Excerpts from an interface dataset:
_ _ _

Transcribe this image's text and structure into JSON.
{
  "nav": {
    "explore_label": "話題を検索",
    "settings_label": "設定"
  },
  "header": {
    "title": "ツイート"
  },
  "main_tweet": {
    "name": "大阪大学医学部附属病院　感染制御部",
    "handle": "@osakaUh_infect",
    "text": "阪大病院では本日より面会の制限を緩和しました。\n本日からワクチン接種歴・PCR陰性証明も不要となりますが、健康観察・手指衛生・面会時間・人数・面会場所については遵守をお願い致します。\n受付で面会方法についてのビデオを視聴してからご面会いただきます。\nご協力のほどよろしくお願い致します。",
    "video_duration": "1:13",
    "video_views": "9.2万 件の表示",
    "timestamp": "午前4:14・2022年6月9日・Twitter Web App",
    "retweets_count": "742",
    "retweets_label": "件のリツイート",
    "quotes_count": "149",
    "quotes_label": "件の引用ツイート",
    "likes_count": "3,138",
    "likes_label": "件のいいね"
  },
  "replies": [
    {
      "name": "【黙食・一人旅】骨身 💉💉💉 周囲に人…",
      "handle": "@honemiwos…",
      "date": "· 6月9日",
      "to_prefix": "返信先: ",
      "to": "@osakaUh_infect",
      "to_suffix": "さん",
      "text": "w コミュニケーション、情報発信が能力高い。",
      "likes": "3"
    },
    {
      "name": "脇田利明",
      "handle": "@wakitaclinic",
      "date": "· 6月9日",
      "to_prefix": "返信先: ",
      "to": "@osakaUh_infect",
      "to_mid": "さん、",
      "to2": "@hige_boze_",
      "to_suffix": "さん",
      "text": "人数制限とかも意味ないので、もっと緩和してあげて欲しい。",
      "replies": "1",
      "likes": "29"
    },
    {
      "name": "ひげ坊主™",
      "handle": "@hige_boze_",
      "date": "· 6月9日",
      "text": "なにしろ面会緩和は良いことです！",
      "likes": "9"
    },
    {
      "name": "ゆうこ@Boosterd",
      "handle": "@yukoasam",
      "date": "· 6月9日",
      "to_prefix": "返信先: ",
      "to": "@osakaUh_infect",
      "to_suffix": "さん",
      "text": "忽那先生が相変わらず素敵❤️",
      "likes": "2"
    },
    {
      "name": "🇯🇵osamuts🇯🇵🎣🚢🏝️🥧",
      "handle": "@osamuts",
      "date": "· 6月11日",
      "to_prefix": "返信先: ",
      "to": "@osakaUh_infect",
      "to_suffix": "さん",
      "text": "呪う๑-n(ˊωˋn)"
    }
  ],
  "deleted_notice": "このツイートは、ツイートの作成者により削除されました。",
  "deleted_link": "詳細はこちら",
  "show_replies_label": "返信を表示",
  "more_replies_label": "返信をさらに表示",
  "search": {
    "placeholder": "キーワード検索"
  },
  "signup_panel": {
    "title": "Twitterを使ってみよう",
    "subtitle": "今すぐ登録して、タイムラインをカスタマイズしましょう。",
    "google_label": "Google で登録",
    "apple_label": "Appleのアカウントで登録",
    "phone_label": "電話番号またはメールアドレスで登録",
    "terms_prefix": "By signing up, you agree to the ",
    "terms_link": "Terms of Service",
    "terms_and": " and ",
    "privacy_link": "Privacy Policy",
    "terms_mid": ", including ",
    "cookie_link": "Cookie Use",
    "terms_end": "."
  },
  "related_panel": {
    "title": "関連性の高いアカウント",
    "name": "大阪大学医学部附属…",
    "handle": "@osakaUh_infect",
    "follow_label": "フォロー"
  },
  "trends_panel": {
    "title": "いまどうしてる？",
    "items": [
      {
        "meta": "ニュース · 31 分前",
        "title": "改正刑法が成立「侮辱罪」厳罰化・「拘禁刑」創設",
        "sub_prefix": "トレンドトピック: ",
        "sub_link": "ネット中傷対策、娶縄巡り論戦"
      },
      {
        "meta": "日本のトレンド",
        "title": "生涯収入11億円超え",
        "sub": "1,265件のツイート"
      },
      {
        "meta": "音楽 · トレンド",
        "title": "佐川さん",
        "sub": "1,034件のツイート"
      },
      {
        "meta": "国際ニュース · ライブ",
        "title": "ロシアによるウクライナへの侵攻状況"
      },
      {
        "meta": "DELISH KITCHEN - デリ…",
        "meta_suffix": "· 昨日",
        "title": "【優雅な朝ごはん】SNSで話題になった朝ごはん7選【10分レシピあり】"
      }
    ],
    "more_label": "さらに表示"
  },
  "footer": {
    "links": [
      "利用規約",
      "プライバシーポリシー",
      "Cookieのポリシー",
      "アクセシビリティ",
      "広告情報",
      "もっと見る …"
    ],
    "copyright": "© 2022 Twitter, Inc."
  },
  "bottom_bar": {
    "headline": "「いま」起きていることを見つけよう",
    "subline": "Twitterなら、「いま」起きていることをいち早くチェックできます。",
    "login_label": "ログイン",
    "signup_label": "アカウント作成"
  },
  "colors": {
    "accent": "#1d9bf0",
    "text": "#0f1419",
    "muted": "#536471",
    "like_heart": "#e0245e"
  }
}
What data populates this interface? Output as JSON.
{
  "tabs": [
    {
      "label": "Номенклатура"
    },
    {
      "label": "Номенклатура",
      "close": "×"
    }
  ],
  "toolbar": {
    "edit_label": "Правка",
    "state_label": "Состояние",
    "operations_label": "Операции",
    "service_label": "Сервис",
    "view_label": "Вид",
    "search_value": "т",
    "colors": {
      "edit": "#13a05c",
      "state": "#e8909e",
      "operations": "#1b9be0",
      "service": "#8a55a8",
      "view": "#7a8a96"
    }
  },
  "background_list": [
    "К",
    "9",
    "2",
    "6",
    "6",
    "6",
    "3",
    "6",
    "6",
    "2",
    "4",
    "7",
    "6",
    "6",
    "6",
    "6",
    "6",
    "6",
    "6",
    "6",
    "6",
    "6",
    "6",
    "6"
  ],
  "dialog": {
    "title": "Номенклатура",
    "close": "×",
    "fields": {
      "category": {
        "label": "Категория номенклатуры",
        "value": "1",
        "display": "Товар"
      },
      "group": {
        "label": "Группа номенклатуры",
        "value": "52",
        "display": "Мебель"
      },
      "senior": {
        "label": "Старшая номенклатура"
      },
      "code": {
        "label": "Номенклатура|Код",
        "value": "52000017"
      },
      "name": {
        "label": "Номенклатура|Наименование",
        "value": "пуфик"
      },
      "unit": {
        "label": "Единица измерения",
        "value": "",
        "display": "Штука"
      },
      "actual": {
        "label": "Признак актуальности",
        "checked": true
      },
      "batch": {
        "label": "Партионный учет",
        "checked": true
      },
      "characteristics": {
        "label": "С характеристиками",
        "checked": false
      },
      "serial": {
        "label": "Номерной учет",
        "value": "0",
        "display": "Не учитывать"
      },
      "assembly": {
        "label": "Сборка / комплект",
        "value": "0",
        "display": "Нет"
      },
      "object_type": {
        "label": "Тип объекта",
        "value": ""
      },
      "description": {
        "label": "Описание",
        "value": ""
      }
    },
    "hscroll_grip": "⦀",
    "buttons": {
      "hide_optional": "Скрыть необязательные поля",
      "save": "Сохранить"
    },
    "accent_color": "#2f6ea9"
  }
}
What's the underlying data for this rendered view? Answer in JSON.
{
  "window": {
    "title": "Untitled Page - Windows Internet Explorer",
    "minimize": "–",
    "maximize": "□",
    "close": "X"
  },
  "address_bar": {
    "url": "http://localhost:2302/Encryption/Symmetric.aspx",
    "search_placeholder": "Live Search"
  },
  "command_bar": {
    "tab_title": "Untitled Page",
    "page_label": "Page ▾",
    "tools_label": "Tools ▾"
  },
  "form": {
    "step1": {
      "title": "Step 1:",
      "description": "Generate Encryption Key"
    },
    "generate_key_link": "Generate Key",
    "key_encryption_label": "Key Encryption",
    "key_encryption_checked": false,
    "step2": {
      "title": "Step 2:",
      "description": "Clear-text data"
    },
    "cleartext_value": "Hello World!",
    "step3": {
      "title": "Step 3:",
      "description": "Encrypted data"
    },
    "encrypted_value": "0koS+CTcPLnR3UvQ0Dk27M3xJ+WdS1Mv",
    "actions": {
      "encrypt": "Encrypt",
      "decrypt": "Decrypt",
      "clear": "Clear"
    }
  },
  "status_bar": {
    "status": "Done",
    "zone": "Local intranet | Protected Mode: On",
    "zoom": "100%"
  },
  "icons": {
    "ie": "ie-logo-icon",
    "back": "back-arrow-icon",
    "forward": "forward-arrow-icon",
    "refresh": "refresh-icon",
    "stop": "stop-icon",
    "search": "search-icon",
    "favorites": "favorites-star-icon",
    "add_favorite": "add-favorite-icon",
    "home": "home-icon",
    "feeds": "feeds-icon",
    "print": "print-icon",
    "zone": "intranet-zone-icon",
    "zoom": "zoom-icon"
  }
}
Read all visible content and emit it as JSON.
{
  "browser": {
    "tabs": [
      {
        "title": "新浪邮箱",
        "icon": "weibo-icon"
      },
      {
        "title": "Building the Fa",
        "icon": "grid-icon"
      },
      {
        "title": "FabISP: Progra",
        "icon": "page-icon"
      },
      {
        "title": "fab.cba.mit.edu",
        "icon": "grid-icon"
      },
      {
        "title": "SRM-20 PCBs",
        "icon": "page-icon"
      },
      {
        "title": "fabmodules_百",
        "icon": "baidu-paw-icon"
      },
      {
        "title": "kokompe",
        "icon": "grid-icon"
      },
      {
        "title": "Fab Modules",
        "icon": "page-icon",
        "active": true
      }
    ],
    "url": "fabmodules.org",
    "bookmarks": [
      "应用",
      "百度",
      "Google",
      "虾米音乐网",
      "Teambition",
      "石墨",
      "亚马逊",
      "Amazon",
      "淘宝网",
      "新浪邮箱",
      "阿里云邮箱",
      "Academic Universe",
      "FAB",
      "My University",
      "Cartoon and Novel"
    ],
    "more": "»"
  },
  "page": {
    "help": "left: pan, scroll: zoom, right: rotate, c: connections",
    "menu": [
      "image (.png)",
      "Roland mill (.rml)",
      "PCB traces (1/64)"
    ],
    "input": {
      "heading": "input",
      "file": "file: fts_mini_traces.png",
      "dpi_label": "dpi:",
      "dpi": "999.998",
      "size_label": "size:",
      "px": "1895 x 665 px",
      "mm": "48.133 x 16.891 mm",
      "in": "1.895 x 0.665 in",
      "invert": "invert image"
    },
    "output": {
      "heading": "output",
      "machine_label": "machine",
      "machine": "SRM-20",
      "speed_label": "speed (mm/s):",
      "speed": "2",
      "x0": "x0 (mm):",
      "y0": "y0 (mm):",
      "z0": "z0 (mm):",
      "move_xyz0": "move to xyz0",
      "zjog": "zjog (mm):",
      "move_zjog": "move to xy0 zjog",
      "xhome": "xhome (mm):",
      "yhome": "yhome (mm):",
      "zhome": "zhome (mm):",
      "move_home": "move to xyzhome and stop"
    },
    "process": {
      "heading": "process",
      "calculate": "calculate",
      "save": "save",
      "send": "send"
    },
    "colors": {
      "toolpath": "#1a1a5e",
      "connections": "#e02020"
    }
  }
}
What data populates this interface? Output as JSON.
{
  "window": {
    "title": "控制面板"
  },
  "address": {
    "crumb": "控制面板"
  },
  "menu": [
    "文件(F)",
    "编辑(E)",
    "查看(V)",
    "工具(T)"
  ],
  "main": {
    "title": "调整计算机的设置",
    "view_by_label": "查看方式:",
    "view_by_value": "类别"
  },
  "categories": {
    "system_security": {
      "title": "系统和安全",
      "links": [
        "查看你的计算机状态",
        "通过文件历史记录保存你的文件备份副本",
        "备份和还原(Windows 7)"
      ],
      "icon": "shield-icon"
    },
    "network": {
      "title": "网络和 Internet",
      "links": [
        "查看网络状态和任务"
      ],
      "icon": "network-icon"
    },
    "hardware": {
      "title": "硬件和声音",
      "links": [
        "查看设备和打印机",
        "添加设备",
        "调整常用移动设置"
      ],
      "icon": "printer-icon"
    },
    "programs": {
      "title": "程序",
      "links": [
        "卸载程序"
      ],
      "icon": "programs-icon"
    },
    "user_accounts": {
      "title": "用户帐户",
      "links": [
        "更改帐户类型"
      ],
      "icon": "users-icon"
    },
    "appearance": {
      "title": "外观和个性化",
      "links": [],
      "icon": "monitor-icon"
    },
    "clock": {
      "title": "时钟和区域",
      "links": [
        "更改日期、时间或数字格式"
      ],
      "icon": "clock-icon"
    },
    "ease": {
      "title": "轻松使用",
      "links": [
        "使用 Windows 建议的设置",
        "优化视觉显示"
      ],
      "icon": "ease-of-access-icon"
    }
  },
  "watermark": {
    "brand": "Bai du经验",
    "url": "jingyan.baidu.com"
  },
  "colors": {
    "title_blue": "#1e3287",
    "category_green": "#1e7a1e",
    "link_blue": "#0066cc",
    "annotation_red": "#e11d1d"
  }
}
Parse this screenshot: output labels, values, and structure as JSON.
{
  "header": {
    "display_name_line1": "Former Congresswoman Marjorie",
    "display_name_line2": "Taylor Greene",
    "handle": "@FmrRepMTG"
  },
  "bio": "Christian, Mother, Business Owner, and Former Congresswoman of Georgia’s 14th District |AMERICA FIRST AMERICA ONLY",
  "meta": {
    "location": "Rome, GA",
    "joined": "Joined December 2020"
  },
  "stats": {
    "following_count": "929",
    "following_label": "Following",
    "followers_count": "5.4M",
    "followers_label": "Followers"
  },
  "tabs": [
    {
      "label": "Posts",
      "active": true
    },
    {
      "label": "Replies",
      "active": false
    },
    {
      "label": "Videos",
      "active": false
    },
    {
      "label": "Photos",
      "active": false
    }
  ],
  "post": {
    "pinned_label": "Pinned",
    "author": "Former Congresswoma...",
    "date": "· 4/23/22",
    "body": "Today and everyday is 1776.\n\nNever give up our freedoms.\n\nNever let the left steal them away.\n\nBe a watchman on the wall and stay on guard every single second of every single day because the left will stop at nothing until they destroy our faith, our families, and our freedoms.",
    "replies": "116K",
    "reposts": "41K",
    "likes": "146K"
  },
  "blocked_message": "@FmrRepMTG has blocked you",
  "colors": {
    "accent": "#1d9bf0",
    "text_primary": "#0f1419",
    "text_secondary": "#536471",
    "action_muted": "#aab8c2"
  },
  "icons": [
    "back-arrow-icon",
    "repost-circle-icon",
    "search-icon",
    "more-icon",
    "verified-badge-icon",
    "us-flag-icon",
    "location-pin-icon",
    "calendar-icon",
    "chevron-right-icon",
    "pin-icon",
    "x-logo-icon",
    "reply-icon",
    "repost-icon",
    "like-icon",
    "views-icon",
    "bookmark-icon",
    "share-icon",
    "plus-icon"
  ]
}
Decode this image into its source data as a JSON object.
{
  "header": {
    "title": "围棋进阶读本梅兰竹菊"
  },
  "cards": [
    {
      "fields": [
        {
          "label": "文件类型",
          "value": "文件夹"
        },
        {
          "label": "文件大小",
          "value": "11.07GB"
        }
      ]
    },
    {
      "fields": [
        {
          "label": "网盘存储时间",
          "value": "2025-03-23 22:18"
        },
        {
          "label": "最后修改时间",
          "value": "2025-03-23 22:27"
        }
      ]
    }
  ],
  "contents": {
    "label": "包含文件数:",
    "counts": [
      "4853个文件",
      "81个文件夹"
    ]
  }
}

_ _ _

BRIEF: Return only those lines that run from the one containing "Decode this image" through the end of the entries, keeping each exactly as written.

ANSWER TO THE EXERCISE:
Decode this image into its source data as a JSON object.
{
  "header": {
    "title": "围棋进阶读本梅兰竹菊"
  },
  "cards": [
    {
      "fields": [
        {
          "label": "文件类型",
          "value": "文件夹"
        },
        {
          "label": "文件大小",
          "value": "11.07GB"
        }
      ]
    },
    {
      "fields": [
        {
          "label": "网盘存储时间",
          "value": "2025-03-23 22:18"
        },
        {
          "label": "最后修改时间",
          "value": "2025-03-23 22:27"
        }
      ]
    }
  ],
  "contents": {
    "label": "包含文件数:",
    "counts": [
      "4853个文件",
      "81个文件夹"
    ]
  }
}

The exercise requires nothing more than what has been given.